Macrolide antibiotics and the airway: antibiotic or non-antibiotic effects?

Expert Opin Investig Drugs. 2010 Mar;19(3):401-14. doi: 10.1517/13543781003636480.

Abstract

Importance of the field: The macrolides are a class of antibiotics widely prescribed in infectious disease. More recently, there has been considerable interest in potential indications for these agents, in addition to their simple antibacterial indications, in a number of lung pathophysiologies.

Areas covered in this review: Demonstrated clinical efficacy of macrolides in diseases such as diffuse panbronchiolitis was difficult to ascribe to a direct antimicrobial action. More recently, positive experiences in dealing with post-transplant bronchiolitis obliterans syndrome suggests that other chronic lung diseases may benefit from macrolide therapy. This is important, as the treatment options for such diseases are often very limited.
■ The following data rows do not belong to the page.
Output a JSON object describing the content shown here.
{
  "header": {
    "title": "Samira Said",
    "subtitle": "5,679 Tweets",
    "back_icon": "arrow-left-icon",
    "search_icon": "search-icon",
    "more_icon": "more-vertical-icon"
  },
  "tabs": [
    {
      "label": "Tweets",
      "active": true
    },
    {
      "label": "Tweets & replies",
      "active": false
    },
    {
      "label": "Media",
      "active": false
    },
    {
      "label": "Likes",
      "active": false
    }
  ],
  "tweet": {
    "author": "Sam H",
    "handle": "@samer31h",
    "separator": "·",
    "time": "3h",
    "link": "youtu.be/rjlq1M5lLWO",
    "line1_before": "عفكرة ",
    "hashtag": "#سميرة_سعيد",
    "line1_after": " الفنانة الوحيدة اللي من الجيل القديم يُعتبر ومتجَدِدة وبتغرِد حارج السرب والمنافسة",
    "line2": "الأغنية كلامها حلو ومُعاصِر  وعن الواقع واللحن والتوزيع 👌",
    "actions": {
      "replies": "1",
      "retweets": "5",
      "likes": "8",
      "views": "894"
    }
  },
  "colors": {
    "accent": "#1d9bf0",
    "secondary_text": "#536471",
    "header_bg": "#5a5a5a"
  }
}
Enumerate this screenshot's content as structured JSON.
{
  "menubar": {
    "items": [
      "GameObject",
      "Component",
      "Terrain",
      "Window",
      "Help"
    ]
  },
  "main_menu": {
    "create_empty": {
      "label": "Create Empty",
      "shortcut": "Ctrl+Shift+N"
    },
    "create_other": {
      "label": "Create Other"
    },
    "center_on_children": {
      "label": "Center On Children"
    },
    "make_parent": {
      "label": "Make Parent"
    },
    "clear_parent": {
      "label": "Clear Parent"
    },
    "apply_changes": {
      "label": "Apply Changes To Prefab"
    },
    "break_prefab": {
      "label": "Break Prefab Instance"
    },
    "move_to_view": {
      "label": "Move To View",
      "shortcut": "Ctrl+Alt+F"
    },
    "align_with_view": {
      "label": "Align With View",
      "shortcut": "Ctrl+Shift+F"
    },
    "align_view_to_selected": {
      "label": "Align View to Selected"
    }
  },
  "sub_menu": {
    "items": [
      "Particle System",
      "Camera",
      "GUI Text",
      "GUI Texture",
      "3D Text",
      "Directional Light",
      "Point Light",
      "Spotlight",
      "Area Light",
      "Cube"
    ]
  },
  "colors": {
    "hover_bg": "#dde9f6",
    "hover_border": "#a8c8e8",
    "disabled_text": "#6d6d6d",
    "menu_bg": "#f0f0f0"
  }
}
In this review, potential antibiotic and non-antibiotic beneficial actions of macrolide therapy are discussed and conclusions drawn from a limited but growing literature.

What the reader will gain: The reader will gain an overview of lung diseases that may benefit from macrolides, and a consideration of the possible mechanisms underlying such benefit.

Take home message: The key message from our review is that this class of agents may prove to be a useful therapeutic option for a range of respiratory diseases, but that further trials and mechanistic studies are required to clarify their role.

Publication types

  • Research Support, Non-U.S. Gov't
  • Review

MeSH terms

  • Animals
  • Anti-Bacterial Agents / pharmacology*
  • Anti-Bacterial Agents / therapeutic use
  • Bronchiolitis Obliterans / drug therapy
  • Bronchiolitis Obliterans / physiopathology
  • Humans
  • Lung Diseases / drug therapy*
  • Lung Diseases / physiopathology
  • Lung Transplantation
  • Macrolides / pharmacology*
  • Macrolides / therapeutic use

Substances

  • Anti-Bacterial Agents
  • Macrolides